[YOUR INSTRUCTIONS]
Whenever a line in the data contains "stats", show that line.
*** DATA PROVIDED
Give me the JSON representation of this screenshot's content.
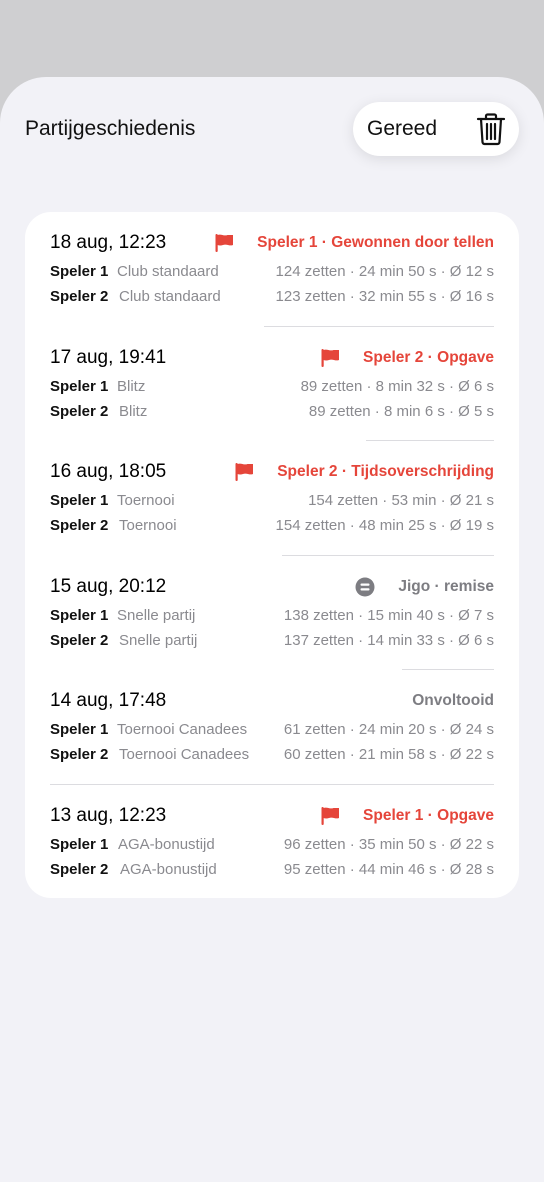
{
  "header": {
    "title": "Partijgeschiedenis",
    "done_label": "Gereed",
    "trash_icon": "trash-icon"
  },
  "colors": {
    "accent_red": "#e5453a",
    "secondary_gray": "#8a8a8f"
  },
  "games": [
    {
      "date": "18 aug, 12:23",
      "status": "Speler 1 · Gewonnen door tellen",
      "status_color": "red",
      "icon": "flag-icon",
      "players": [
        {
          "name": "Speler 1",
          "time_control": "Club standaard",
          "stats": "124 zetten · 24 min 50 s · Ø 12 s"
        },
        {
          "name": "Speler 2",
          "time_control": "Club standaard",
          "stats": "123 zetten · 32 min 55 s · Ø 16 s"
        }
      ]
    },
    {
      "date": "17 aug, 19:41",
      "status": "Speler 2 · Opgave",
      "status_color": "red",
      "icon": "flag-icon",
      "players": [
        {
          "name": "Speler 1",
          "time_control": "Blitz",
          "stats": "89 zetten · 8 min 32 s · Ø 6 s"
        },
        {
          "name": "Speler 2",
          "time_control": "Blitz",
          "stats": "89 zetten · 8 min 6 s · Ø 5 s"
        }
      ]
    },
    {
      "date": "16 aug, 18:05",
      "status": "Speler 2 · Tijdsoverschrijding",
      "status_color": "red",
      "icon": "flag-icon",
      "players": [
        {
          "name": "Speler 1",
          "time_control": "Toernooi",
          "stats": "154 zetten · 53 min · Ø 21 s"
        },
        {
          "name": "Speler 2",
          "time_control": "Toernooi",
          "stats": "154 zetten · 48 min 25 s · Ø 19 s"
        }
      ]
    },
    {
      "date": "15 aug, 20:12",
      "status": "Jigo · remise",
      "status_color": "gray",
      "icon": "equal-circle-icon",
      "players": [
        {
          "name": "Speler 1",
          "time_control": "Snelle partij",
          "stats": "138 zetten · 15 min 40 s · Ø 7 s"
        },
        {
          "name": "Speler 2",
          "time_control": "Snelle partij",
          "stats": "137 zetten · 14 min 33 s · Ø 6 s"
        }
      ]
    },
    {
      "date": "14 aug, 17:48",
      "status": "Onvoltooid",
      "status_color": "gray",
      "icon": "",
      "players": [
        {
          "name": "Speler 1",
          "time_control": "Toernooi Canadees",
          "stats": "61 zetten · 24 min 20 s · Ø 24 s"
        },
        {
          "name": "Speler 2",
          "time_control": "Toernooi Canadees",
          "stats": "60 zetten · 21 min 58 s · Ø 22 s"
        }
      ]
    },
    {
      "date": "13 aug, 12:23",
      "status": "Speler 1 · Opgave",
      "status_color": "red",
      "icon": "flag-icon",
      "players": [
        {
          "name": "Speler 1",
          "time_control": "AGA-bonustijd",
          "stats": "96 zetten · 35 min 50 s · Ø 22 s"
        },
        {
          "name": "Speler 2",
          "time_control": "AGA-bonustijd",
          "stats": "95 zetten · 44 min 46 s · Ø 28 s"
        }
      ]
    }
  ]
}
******
[EXERCISE ANSWER]
          "stats": "124 zetten · 24 min 50 s · Ø 12 s"
          "stats": "123 zetten · 32 min 55 s · Ø 16 s"
          "stats": "89 zetten · 8 min 32 s · Ø 6 s"
          "stats": "89 zetten · 8 min 6 s · Ø 5 s"
          "stats": "154 zetten · 53 min · Ø 21 s"
          "stats": "154 zetten · 48 min 25 s · Ø 19 s"
          "stats": "138 zetten · 15 min 40 s · Ø 7 s"
          "stats": "137 zetten · 14 min 33 s · Ø 6 s"
          "stats": "61 zetten · 24 min 20 s · Ø 24 s"
          "stats": "60 zetten · 21 min 58 s · Ø 22 s"
          "stats": "96 zetten · 35 min 50 s · Ø 22 s"
          "stats": "95 zetten · 44 min 46 s · Ø 28 s"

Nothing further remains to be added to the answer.